#### [DESCRIPTION OF THE TASK]
Return only those lines of the records below in which "ffffff" appears.
*** Opening of DATA EXTRACT ***
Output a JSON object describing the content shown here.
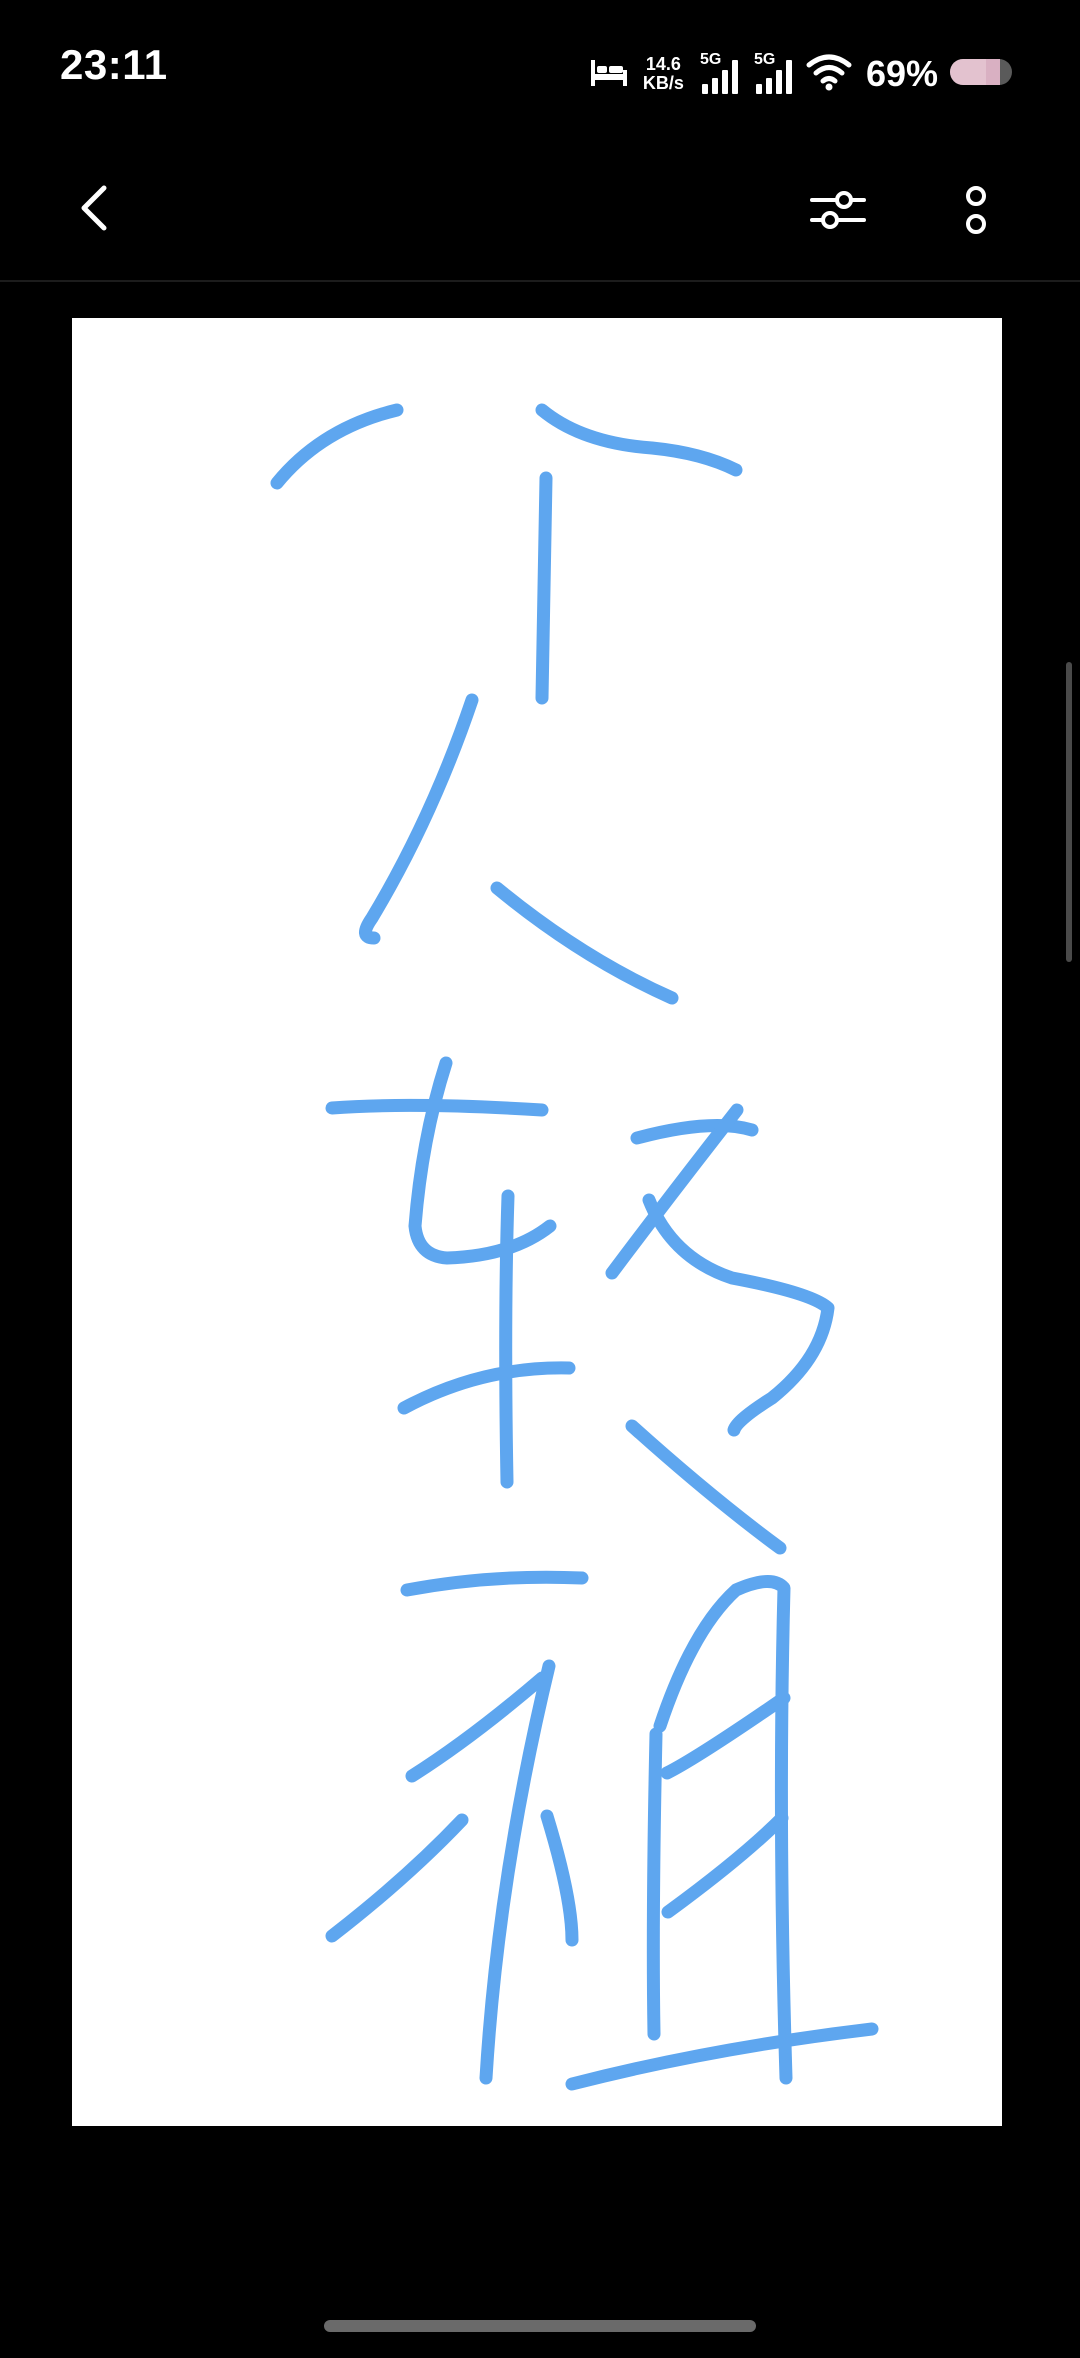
{
  "status_bar": {
    "time": "23:11",
    "net_speed_value": "14.6",
    "net_speed_unit": "KB/s",
    "sim1_tag": "5G",
    "sim2_tag": "5G",
    "battery_percent": "69%",
    "icons": [
      "bed-icon",
      "signal-icon",
      "signal-icon",
      "wifi-icon",
      "battery-icon"
    ]
  },
  "app_bar": {
    "icons": [
      "back-arrow-icon",
      "sliders-icon",
      "more-vertical-icon"
    ]
  },
  "drawing": {
    "background_color": "#ffffff",
    "stroke_color": "#5ea6ef"
  },
  "colors": {
    "background": "#000000",
    "text": "#ffffff"
  }
}
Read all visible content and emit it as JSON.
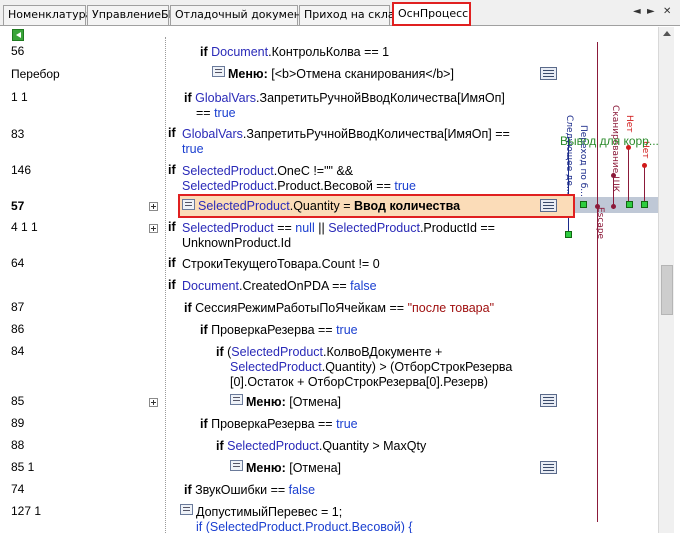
{
  "tabs": [
    {
      "label": "Номенклатура"
    },
    {
      "label": "УправлениеБП"
    },
    {
      "label": "Отладочный документ"
    },
    {
      "label": "Приход на склад"
    },
    {
      "label": "ОснПроцесс",
      "active": true
    }
  ],
  "tab_controls": {
    "prev": "◄",
    "next": "►",
    "close": "✕"
  },
  "rows": [
    {
      "num": "56"
    },
    {
      "num": "Перебор"
    },
    {
      "num": "1 1"
    },
    {
      "num": "83"
    },
    {
      "num": "146"
    },
    {
      "num": "57",
      "bold": true
    },
    {
      "num": "4 1 1"
    },
    {
      "num": "64"
    },
    {
      "num": "87"
    },
    {
      "num": "86"
    },
    {
      "num": "84"
    },
    {
      "num": "85"
    },
    {
      "num": "89"
    },
    {
      "num": "88"
    },
    {
      "num": "85 1"
    },
    {
      "num": "74"
    },
    {
      "num": "127 1"
    }
  ],
  "code": {
    "if": "if",
    "eq1": " == 1",
    "menu": "Меню:",
    "menu1_val": " [<b>Отмена сканирования</b>]",
    "document": "Document",
    "kontrol": ".КонтрольКолва",
    "globalvars": "GlobalVars",
    "zapret_a": ".ЗапретитьРучнойВводКоличества[ИмяОп]",
    "eq_true": "== ",
    "true": "true",
    "false": "false",
    "null": "null",
    "zapret_b": ".ЗапретитьРучнойВводКоличества[ИмяОп] ==",
    "selected_product": "SelectedProduct",
    "onec": ".OneC !=\"\" &&",
    "product_vesovoy": ".Product.Весовой == ",
    "quantity": ".Quantity",
    "vvod_eq": " = ",
    "vvod": "Ввод количества",
    "eq_null_or": " == ",
    "or": " || ",
    "productid_eq": ".ProductId ==",
    "unknown": "UnknownProduct.Id",
    "stroki": "СтрокиТекущегоТовара.Count != 0",
    "created": ".CreatedOnPDA == ",
    "sessiya": "СессияРежимРаботыПоЯчейкам == ",
    "posle": "\"после товара\"",
    "proverka": "ПроверкаРезерва == ",
    "kolvo_a": ".КолвоВДокументе +",
    "kolvo_b": ".Quantity) > (ОтборСтрокРезерва",
    "kolvo_c": "[0].Остаток + ОтборСтрокРезерва[0].Резерв)",
    "otmena": " [Отмена]",
    "maxqty": ".Quantity > MaxQty",
    "zvuk": "ЗвукОшибки == ",
    "dopust": "ДопустимыйПеревес = 1;",
    "last_line": "if (SelectedProduct.Product.Весовой) {",
    "lparen": "(",
    "lparen_sp": "(SelectedProduct"
  },
  "side_labels": {
    "lbl1": "Следующее де...",
    "lbl2": "Переход по б...",
    "lbl3": "Сканирование ШК",
    "lbl4": "Нет",
    "lbl5": "Нет",
    "escape": "Escape",
    "green": "Вывод для корр..."
  },
  "colors": {
    "highlight_bg": "#fbdcb8",
    "highlight_border": "#e02020",
    "flow_line": "#8b1a3a",
    "node": "#2ecc40"
  }
}
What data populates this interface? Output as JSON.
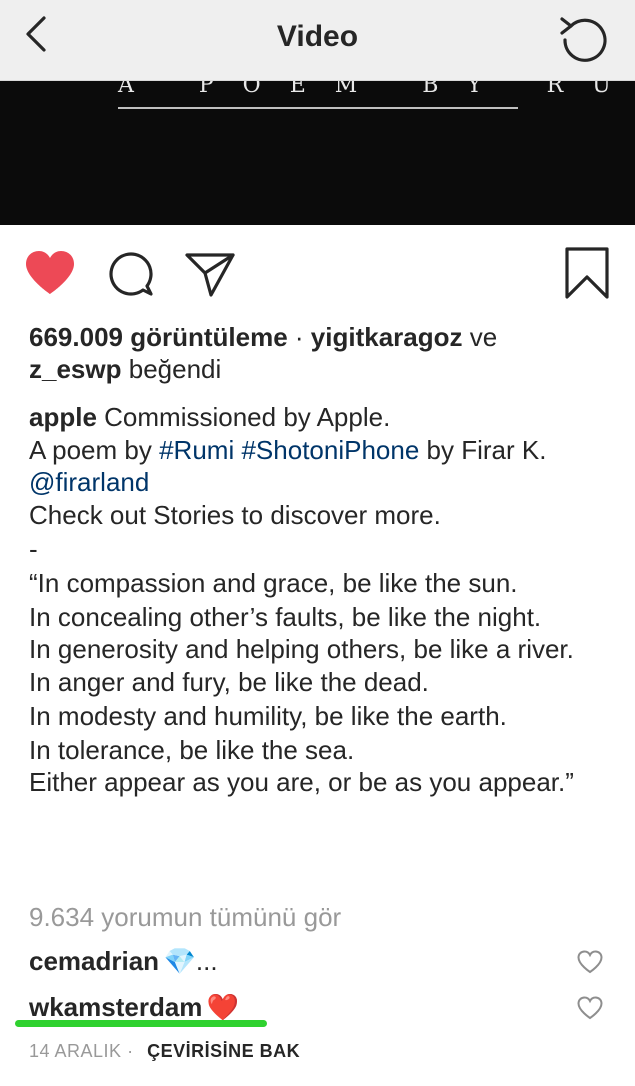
{
  "nav": {
    "title": "Video",
    "back_icon": "chevron-left-icon",
    "refresh_icon": "refresh-icon"
  },
  "video": {
    "overlay_text": "A POEM BY RUMI",
    "background": "#0b0b0b"
  },
  "actions": {
    "like_icon": "heart-filled-icon",
    "like_color": "#ed4956",
    "comment_icon": "comment-icon",
    "share_icon": "send-icon",
    "save_icon": "bookmark-icon"
  },
  "stats": {
    "views": "669.009 görüntüleme",
    "separator": "·",
    "liker1": "yigitkaragoz",
    "and": "ve",
    "liker2": "z_eswp",
    "liked": "beğendi"
  },
  "caption": {
    "username": "apple",
    "line1": "Commissioned by Apple.",
    "line2_prefix": "A poem by",
    "hashtag1": "#Rumi",
    "hashtag2": "#ShotoniPhone",
    "line2_suffix": "by Firar K.",
    "mention": "@firarland",
    "line3": "Check out Stories to discover more.",
    "line4": "-",
    "poem": [
      "“In compassion and grace, be like the sun.",
      "In concealing other’s faults, be like the night.",
      "In generosity and helping others, be like a river.",
      "In anger and fury, be like the dead.",
      "In modesty and humility, be like the earth.",
      "In tolerance, be like the sea.",
      "Either appear as you are, or be as you appear.”"
    ],
    "link_color": "#003569"
  },
  "view_all_comments": "9.634 yorumun tümünü gör",
  "comments": [
    {
      "user": "cemadrian",
      "text": "💎...",
      "like_icon": "heart-outline-icon"
    },
    {
      "user": "wkamsterdam",
      "text": "❤️",
      "like_icon": "heart-outline-icon"
    }
  ],
  "highlight_color": "#2fd12f",
  "footer": {
    "date": "14 ARALIK",
    "separator": "·",
    "translate": "ÇEVİRİSİNE BAK"
  }
}
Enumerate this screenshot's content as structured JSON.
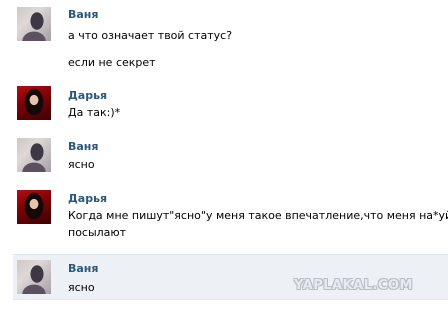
{
  "messages": [
    {
      "author": "Ваня",
      "avatar": "vanya-avatar",
      "lines": [
        "а что означает твой статус?",
        "если не секрет"
      ],
      "highlighted": false
    },
    {
      "author": "Дарья",
      "avatar": "darya-avatar",
      "lines": [
        "Да так:)*"
      ],
      "highlighted": false
    },
    {
      "author": "Ваня",
      "avatar": "vanya-avatar",
      "lines": [
        "ясно"
      ],
      "highlighted": false
    },
    {
      "author": "Дарья",
      "avatar": "darya-avatar",
      "lines": [
        "Когда мне пишут\"ясно\"у меня такое впечатление,что меня на*уй",
        "посылают"
      ],
      "highlighted": false
    },
    {
      "author": "Ваня",
      "avatar": "vanya-avatar",
      "lines": [
        "ясно"
      ],
      "highlighted": true
    }
  ],
  "watermark": "YAPLAKAL.COM",
  "colors": {
    "author_name": "#2b587a",
    "highlight_bg": "#edf1f5",
    "text": "#000000"
  }
}
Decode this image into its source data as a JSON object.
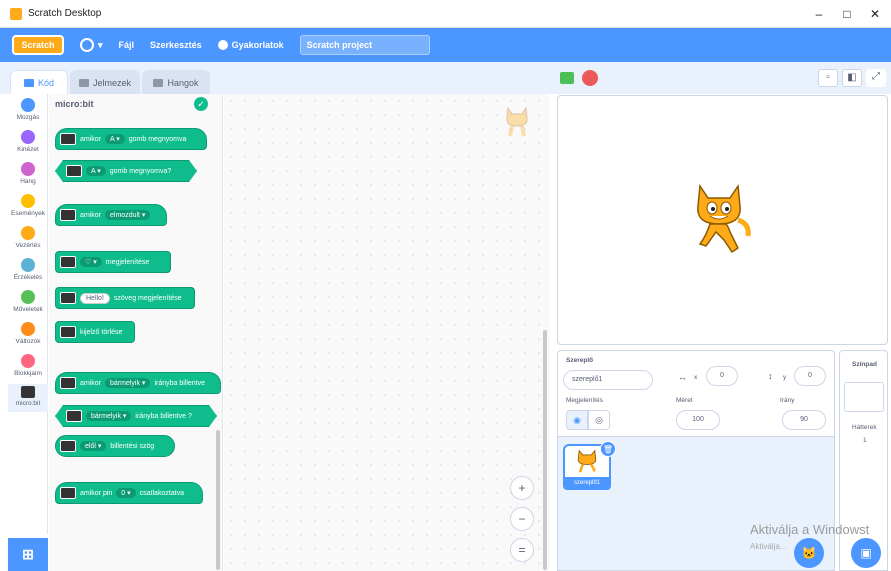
{
  "window": {
    "title": "Scratch Desktop",
    "minimize": "–",
    "maximize": "□",
    "close": "✕"
  },
  "menubar": {
    "logo": "Scratch",
    "file": "Fájl",
    "edit": "Szerkesztés",
    "tutorials": "Gyakorlatok",
    "project_title": "Scratch project"
  },
  "tabs": {
    "code": "Kód",
    "costumes": "Jelmezek",
    "sounds": "Hangok"
  },
  "categories": [
    {
      "label": "Mozgás",
      "color": "#4c97ff"
    },
    {
      "label": "Kinézet",
      "color": "#9966ff"
    },
    {
      "label": "Hang",
      "color": "#cf63cf"
    },
    {
      "label": "Események",
      "color": "#ffbf00"
    },
    {
      "label": "Vezérlés",
      "color": "#ffab19"
    },
    {
      "label": "Érzékelés",
      "color": "#5cb1d6"
    },
    {
      "label": "Műveletek",
      "color": "#59c059"
    },
    {
      "label": "Változók",
      "color": "#ff8c1a"
    },
    {
      "label": "Blokkjaim",
      "color": "#ff6680"
    },
    {
      "label": "micro:bit",
      "color": "#333333"
    }
  ],
  "palette": {
    "header": "micro:bit",
    "blocks": {
      "b1": {
        "pre": "amikor",
        "pill": "A ▾",
        "post": "gomb megnyomva"
      },
      "b2": {
        "pill": "A ▾",
        "post": "gomb megnyomva?"
      },
      "b3": {
        "pre": "amikor",
        "pill": "elmozdult ▾"
      },
      "b4": {
        "pill": "♡ ▾",
        "post": "megjelenítése"
      },
      "b5": {
        "pill": "Hello!",
        "post": "szöveg megjelenítése"
      },
      "b6": {
        "post": "kijelző törlése"
      },
      "b7": {
        "pre": "amikor",
        "pill": "bármelyik ▾",
        "post": "irányba billentve"
      },
      "b8": {
        "pill": "bármelyik ▾",
        "post": "irányba billentve ?"
      },
      "b9": {
        "pill": "elől ▾",
        "post": "billentési szög"
      },
      "b10": {
        "pre": "amikor pin",
        "pill": "0 ▾",
        "post": "csatlakoztatva"
      }
    }
  },
  "zoom": {
    "in": "+",
    "out": "−",
    "reset": "="
  },
  "sprite_info": {
    "sprite_label": "Szereplő",
    "sprite_name": "szereplő1",
    "x_label": "x",
    "x_value": "0",
    "y_label": "y",
    "y_value": "0",
    "show_label": "Megjelenítés",
    "size_label": "Méret",
    "size_value": "100",
    "direction_label": "Irány",
    "direction_value": "90"
  },
  "sprite_list": {
    "thumb_label": "szereplő1"
  },
  "stage_panel": {
    "title": "Színpad",
    "backdrops_label": "Hátterek",
    "backdrops_count": "1"
  },
  "watermark": {
    "line1": "Aktiválja a Windowst",
    "line2": "Aktiválja..."
  }
}
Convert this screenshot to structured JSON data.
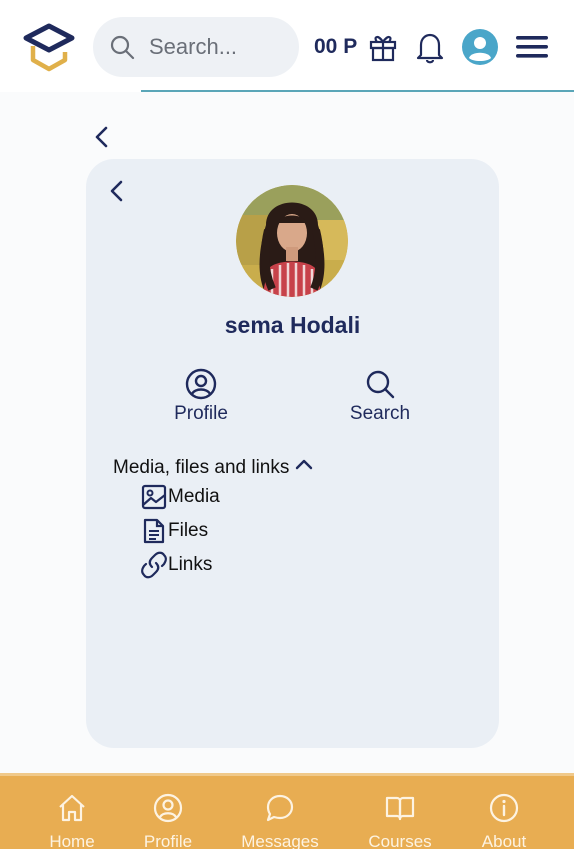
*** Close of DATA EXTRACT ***
#### [ANSWER TO THE EXERCISE]
    "background_color": "#ffffff",
    "text": "#ffffff"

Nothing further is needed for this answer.